The panel concludes that the Colorado Department of Transportation is well suited to apply principles of accountability centers, distinguish between subsidies and fees, and adopt a value perspective. CDOT should use an accountability center structure linking defined revenue sources to specific service areas and clearly identify the degree to which tax subsidies and fees are used. The department should shift from a technical, production perspective to a focus on citizen value, presenting its public information in those terms.
The panel concludes that principles relating to fiscal sustainability, value and full funding of intergovernmental programs are useful in connection with Medicaid. The governor and legislature should study the best practices of other states and take full advantage of federal waivers to create an effective program while managing financial risk. Colorado taxpayers should be provided with value information related to Medicaid by the Taxpayer Value Council. Colorado should join with other states in urging the federal government to rethink Medicaid, redefine outcomes to be achieved and fund 100 percent of the cost of the federal program.
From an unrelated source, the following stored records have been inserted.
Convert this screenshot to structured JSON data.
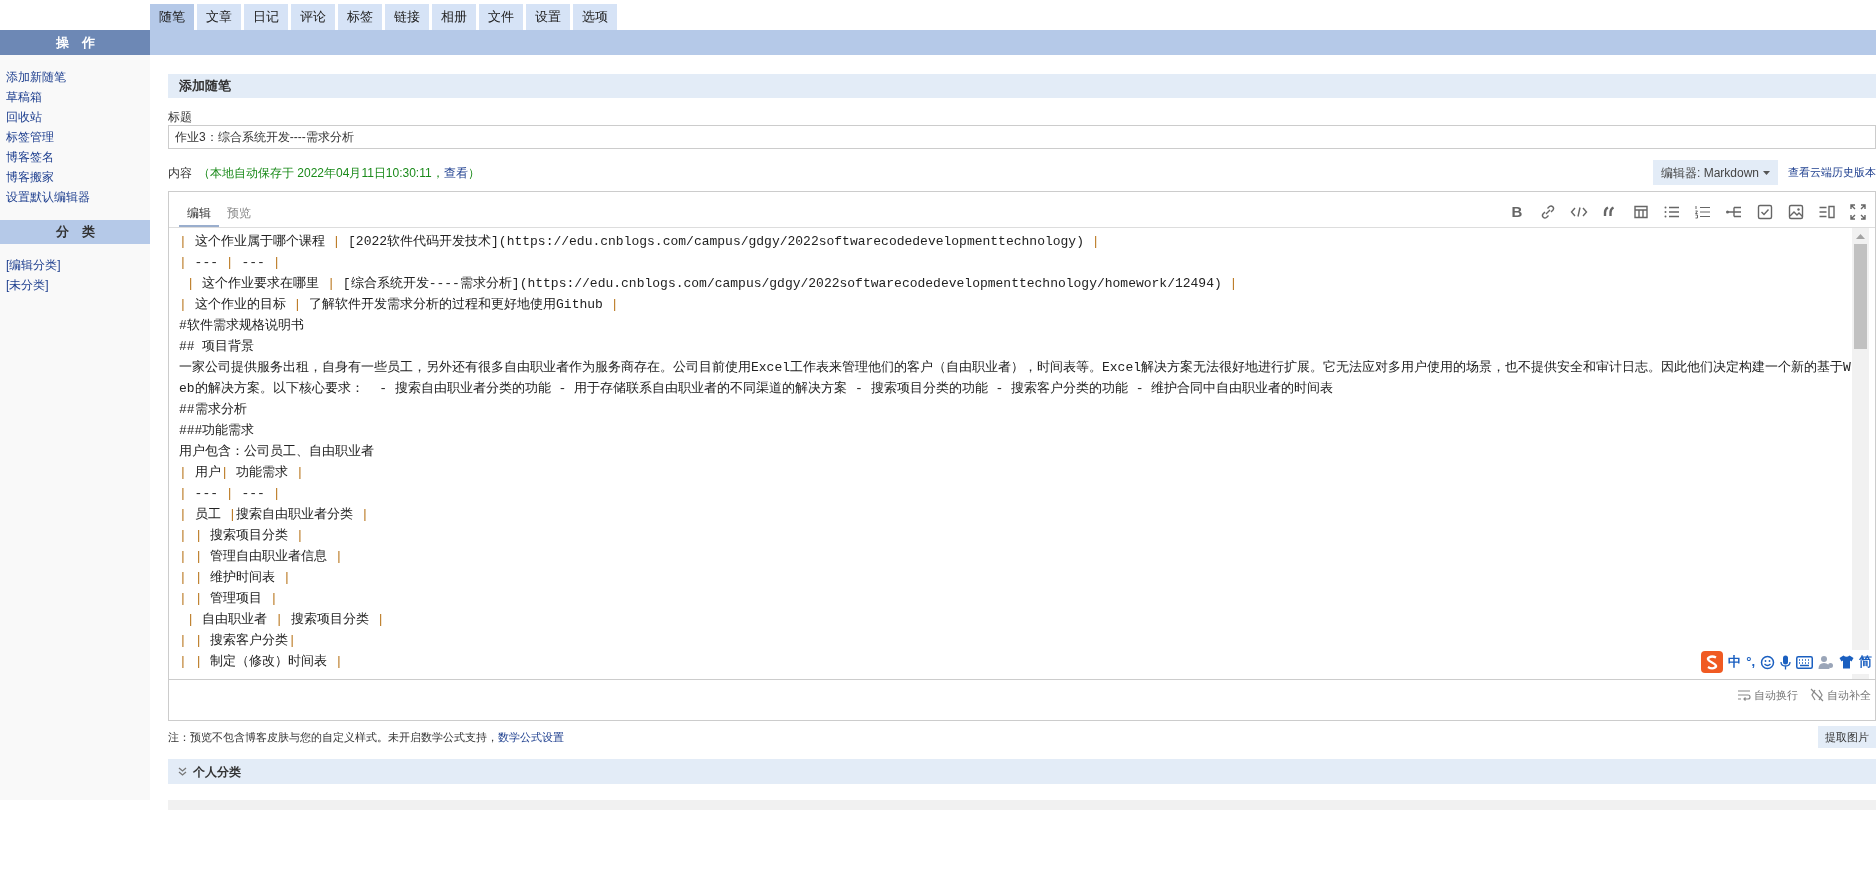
{
  "tabs": [
    {
      "label": "随笔",
      "selected": true
    },
    {
      "label": "文章",
      "selected": false
    },
    {
      "label": "日记",
      "selected": false
    },
    {
      "label": "评论",
      "selected": false
    },
    {
      "label": "标签",
      "selected": false
    },
    {
      "label": "链接",
      "selected": false
    },
    {
      "label": "相册",
      "selected": false
    },
    {
      "label": "文件",
      "selected": false
    },
    {
      "label": "设置",
      "selected": false
    },
    {
      "label": "选项",
      "selected": false
    }
  ],
  "sidebar": {
    "sections": [
      {
        "title": "操　作",
        "kind": "primary",
        "items": [
          "添加新随笔",
          "草稿箱",
          "回收站",
          "标签管理",
          "博客签名",
          "博客搬家",
          "设置默认编辑器"
        ]
      },
      {
        "title": "分　类",
        "kind": "secondary",
        "items": [
          "[编辑分类]",
          "[未分类]"
        ]
      }
    ]
  },
  "form": {
    "heading": "添加随笔",
    "title_label": "标题",
    "title_value": "作业3：综合系统开发----需求分析",
    "content_label": "内容",
    "autosave_prefix": "（本地自动保存于 2022年04月11日10:30:11，",
    "autosave_link": "查看",
    "autosave_suffix": "）",
    "editor_select": "编辑器: Markdown",
    "history_link": "查看云端历史版本"
  },
  "editor": {
    "tabs": [
      {
        "label": "编辑",
        "selected": true
      },
      {
        "label": "预览",
        "selected": false
      }
    ],
    "toolbar": [
      {
        "kind": "bold",
        "label": "B"
      },
      {
        "kind": "link"
      },
      {
        "kind": "code"
      },
      {
        "kind": "quote"
      },
      {
        "kind": "table"
      },
      {
        "kind": "bullets"
      },
      {
        "kind": "numbers"
      },
      {
        "kind": "indent"
      },
      {
        "kind": "checkbox"
      },
      {
        "kind": "image"
      },
      {
        "kind": "split"
      },
      {
        "kind": "fullscreen"
      }
    ],
    "lines": [
      "| 这个作业属于哪个课程 | [2022软件代码开发技术](https://edu.cnblogs.com/campus/gdgy/2022softwarecodedevelopmenttechnology) |",
      "| --- | --- |",
      " | 这个作业要求在哪里 | [综合系统开发----需求分析](https://edu.cnblogs.com/campus/gdgy/2022softwarecodedevelopmenttechnology/homework/12494) |",
      "| 这个作业的目标 | 了解软件开发需求分析的过程和更好地使用Github |",
      "#软件需求规格说明书",
      "## 项目背景",
      "一家公司提供服务出租，自身有一些员工，另外还有很多自由职业者作为服务商存在。公司目前使用Excel工作表来管理他们的客户（自由职业者），时间表等。Excel解决方案无法很好地进行扩展。它无法应对多用户使用的场景，也不提供安全和审计日志。因此他们决定构建一个新的基于Web的解决方案。以下核心要求：  - 搜索自由职业者分类的功能 - 用于存储联系自由职业者的不同渠道的解决方案 - 搜索项目分类的功能 - 搜索客户分类的功能 - 维护合同中自由职业者的时间表",
      "##需求分析",
      "###功能需求",
      "用户包含：公司员工、自由职业者",
      "| 用户| 功能需求 |",
      "| --- | --- |",
      "| 员工 |搜索自由职业者分类 |",
      "| | 搜索项目分类 |",
      "| | 管理自由职业者信息 |",
      "| | 维护时间表 |",
      "| | 管理项目 |",
      " | 自由职业者 | 搜索项目分类 |",
      "| | 搜索客户分类|",
      "| | 制定（修改）时间表 |"
    ],
    "options": [
      {
        "kind": "wrap",
        "label": "自动换行"
      },
      {
        "kind": "complete",
        "label": "自动补全"
      }
    ]
  },
  "ime": {
    "lang": "中",
    "punct": "°,",
    "mode": "简"
  },
  "note": {
    "text": "注：预览不包含博客皮肤与您的自定义样式。未开启数学公式支持，",
    "link": "数学公式设置"
  },
  "extract_button": "提取图片",
  "category_panel": "个人分类"
}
The panel concludes that the state should apply principles related to full funding of state programs, fiscal sustainability and value to Colorado's Public Employees' Retirement Association (PERA). To minimize risk, PERA should use a conservative discount rate when calculating future investment earnings and long-term liabilities. The Colorado legislature should fully fund its annual PERA contribution. Retiree benefits should be expanded only if the plan is 100 percent funded and after careful study of long-term implications. Colorado citizens should be provided with value information on PERA through the Taxpayers Value Council.
The panel concludes that Colorado can benefit from applying the principle of competition to internal state services. State departments and agencies should be allowed to select internal or external suppliers of support services except in cases where interdepartmental consistency requires the use of an internal service agency or designated system.
The panel concludes that applying principles of citizen value and the use of accountability centers can reshape compensation systems for public managers in positive ways. Colorado should create a process that uses independent information on value creation from the Taxpayer Value Council as a significant element in the state's performance review and compensation system for managerial employees and departmental teams.
Colorado is burdened with conflicting constitutional provisions that impede the state's fiscal stability. The most significant of these are Amendment 23 and the Taxpayer Bill of Rights (TABOR). Taken together, these constitutional amendments have exacerbated the state's fiscal crisis. In effect, they mandate spending and limit spending at the same time, with little regard to economic conditions or revenue availability. The amendments put the state's spending on autopilot, without the ability to alter course when conditions change. Revisiting these constitutional amendments is an important step in restoring Colorado's fiscal sustainability.
The panel concludes that Amendment 23 runs counter to principles of fiscal sustainability by increasing expenditure momentum and mandating expenditures with little regard to the availability of revenue. Amendment 23 should be repealed.
The panel concludes that TABOR reduces the state's ability to create a sustainable fiscal environment by substituting formulaic approaches for legislative judgment and prohibiting certain taxes irrespective of voter preferences. The sections in TABOR that require a vote of the people for new or increased taxes should be retained. The remaining provisions of TABOR should be repealed.